24 But that said, I see no reason to doubt that a complaint once made to the Institute can be converted with the complainant’s consent into a complaint to the Commissioner. Contrary to the appellant’s argument, there is nothing in the provisions of the Act dealing with the form of complaints to the Commissioner [footnote: see s. 4.2.6] that is inconsistent with that possibility. The Act leaves such possibilities to the common law and common sense and here there was evidence that, both before and after the Institute forwarded the complaint to the Commissioner, [the complainant’s solicitor] in effect ratified the Commissioner’s decision to treat the complaint as a disciplinary complaint to the Commissioner and refer it to the Institute.

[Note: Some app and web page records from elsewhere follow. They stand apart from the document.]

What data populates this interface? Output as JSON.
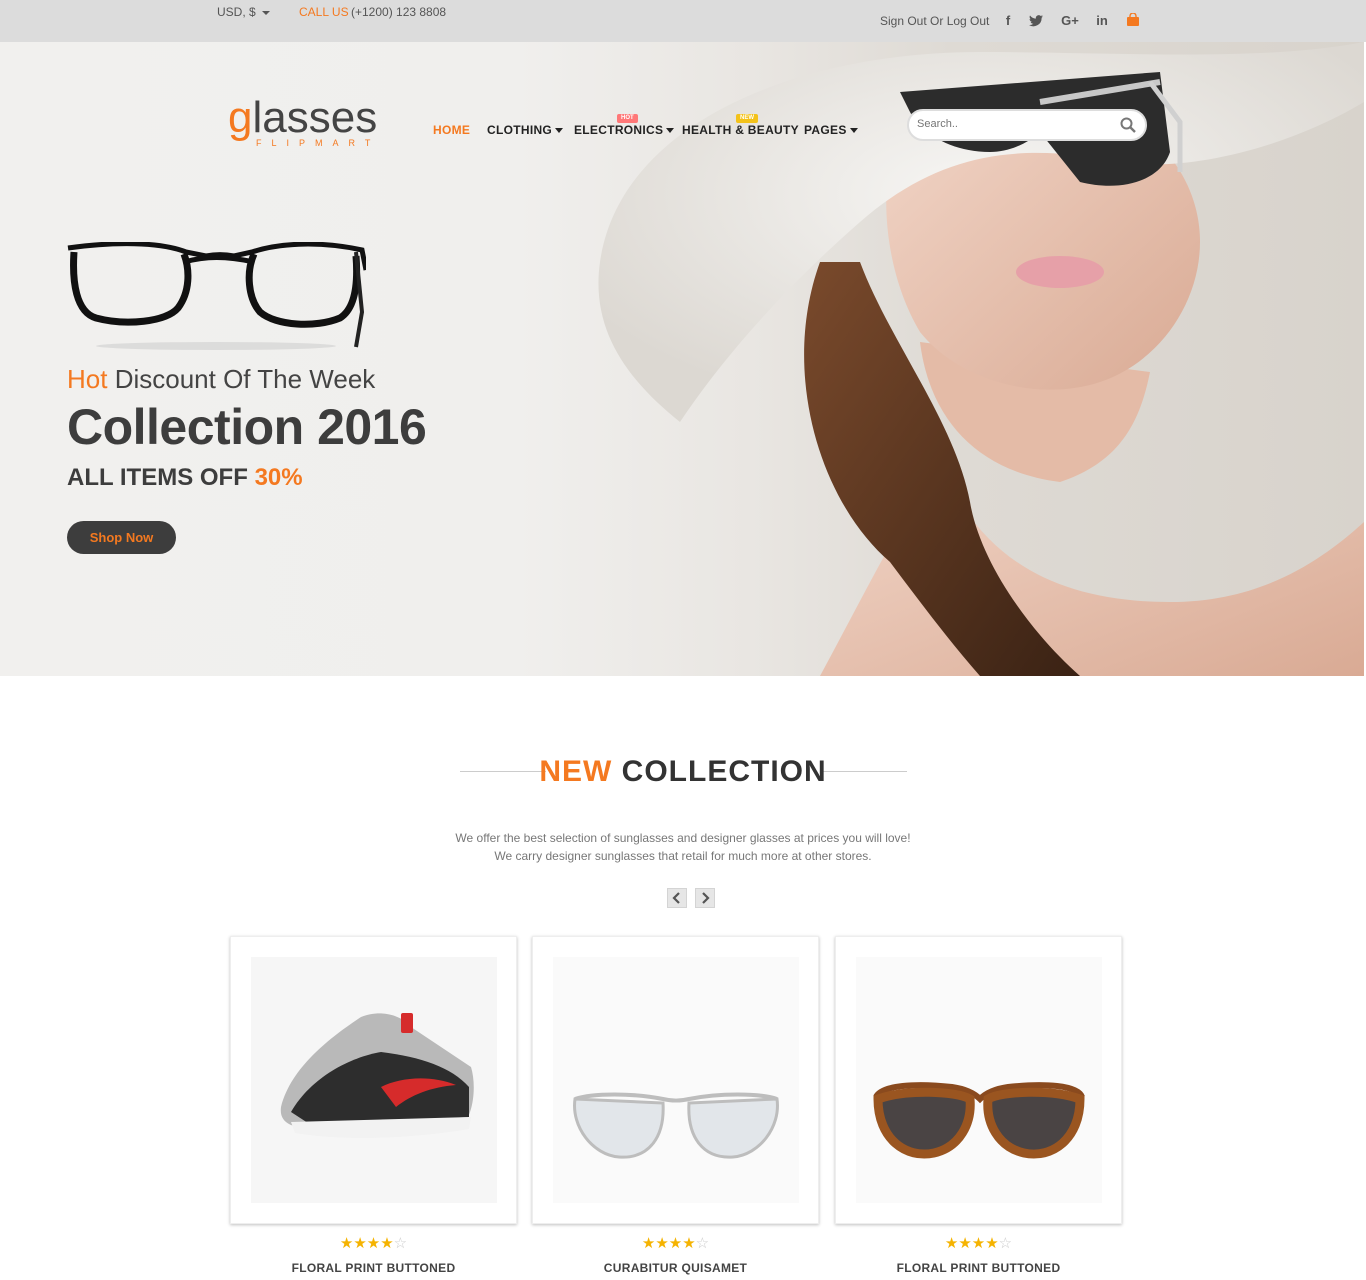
{
  "topbar": {
    "currency": "USD, $",
    "call_label": "CALL US",
    "call_number": "(+1200) 123 8808",
    "sign_link": "Sign Out Or Log Out",
    "social": {
      "facebook": "f",
      "twitter": "t",
      "google": "G+",
      "linkedin": "in"
    }
  },
  "header": {
    "logo_word": "lasses",
    "logo_g": "g",
    "logo_sub": "FLIPMART",
    "nav": [
      {
        "label": "HOME"
      },
      {
        "label": "CLOTHING"
      },
      {
        "label": "ELECTRONICS",
        "badge": "HOT"
      },
      {
        "label": "HEALTH & BEAUTY",
        "badge": "NEW"
      },
      {
        "label": "PAGES"
      }
    ],
    "search_placeholder": "Search.."
  },
  "hero": {
    "line1_accent": "Hot",
    "line1_rest": "Discount Of The Week",
    "title": "Collection 2016",
    "sub_prefix": "ALL ITEMS OFF",
    "sub_pct": "30%",
    "button": "Shop Now"
  },
  "collection": {
    "title_accent": "NEW",
    "title_rest": "COLLECTION",
    "desc_line1": "We offer the best selection of sunglasses and designer glasses at prices you will love!",
    "desc_line2": "We carry designer sunglasses that retail for much more at other stores.",
    "products": [
      {
        "name": "FLORAL PRINT BUTTONED",
        "rating": 4,
        "image": "sneaker-image"
      },
      {
        "name": "CURABITUR QUISAMET",
        "rating": 4,
        "image": "mirrored-sunglasses-image"
      },
      {
        "name": "FLORAL PRINT BUTTONED",
        "rating": 4,
        "image": "tortoise-sunglasses-image"
      }
    ]
  },
  "colors": {
    "accent": "#f47920",
    "dark": "#3d3d3d",
    "hot_badge": "#ff7878",
    "new_badge": "#f3c21a"
  }
}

25 On 10 July 2006, Ms Denise Broughton [sic.: Denise Boughton] of the Commissioner’s office had a telephone conversation with [the complainant’s solicitor] and, from the note of the conversation, it is apparent that [the complainant’s solicitor] was informed that the Commissioner proposed to treat his complaint as a disciplinary complaint to the Commissioner and that he was content that she should do so. There was also a letter from the Commissioner to [the complainant’s solicitor] dated 22 August 2006 in which the Commissioner informed [the complainant’s solicitor] that she had been enjoined from investigating [the complainant’s solicitor’s] complaint until the hearing and determination of the proceeding and that the hearing of the proceeding had been listed for 7 March 2007.
26 Counsel for the appellant objected that the note of Ms Broughton’s [sic.] conversation with [the complainant’s solicitor] was hearsay and thus, he submitted, inadmissible. But I think it plain from the face of the note, taken in conjunction with the [affidavit of Cara O’Shanassy] to which it was exhibited in evidence, that the note was a business record of the Commissioner and admissible in evidence as proof of the truth of its contents pursuant to ss 55(2) and (5) of the Evidence Act 1958.

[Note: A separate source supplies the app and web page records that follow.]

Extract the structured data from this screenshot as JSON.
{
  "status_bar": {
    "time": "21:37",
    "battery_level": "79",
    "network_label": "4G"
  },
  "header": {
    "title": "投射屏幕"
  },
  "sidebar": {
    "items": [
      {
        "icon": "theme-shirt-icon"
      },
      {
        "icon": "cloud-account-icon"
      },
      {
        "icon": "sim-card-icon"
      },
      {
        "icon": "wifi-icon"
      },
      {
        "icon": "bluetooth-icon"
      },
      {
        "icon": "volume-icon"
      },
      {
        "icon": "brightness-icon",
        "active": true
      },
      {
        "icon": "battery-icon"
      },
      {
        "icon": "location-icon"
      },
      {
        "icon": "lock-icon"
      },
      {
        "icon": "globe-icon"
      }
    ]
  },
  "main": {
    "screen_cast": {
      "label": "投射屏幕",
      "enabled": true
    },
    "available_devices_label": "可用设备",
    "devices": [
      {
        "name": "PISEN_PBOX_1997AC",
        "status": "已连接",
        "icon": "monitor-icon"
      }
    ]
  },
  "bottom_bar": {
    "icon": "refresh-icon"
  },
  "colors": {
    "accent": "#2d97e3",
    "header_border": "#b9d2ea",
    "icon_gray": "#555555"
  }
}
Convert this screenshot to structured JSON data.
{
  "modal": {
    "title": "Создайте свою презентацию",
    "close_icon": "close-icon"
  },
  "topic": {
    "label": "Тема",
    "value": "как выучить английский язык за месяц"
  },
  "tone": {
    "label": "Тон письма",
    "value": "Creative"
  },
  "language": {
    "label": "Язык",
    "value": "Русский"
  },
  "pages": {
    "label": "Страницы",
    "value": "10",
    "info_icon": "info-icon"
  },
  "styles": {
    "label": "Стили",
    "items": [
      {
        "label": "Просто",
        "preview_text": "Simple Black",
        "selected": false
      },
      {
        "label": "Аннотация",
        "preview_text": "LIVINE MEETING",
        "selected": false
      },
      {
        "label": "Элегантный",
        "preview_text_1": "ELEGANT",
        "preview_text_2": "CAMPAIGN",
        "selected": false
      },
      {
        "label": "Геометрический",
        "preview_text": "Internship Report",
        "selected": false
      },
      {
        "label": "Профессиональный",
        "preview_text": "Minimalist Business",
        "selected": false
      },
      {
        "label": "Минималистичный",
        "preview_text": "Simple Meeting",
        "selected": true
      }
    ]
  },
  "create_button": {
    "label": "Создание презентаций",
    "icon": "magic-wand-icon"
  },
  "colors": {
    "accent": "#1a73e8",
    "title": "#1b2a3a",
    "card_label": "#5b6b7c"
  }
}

27 In the result, while I accept that [the complainant’s solicitor’s] complaint may not have been at the outset a complaint to the Commissioner within the meaning of Part 4.2 of the Act, I consider that it had become such by the time the Commissioner determined to treat it as a disciplinary complaint and refer it to the Institute for investigation.’

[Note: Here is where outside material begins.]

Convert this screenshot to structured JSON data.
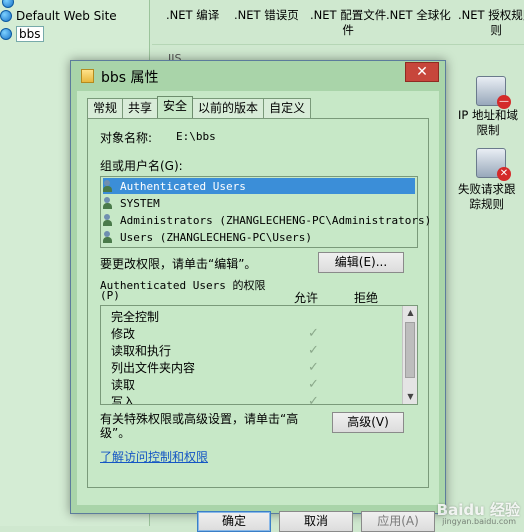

Thanks to a Spanish doctor on Flickr for the photo of the road to Obo.
- It’s ok for solicitors to try to resolve complaints directly with the complainants
- Distinguishing between civil and disciplinary complaints
- Law Society’s conduct in Goldberg v Ng
- More on absolute privilege and lawyers and clients: Hercules v Phease
- A complaint for every 6 solicitors last year in England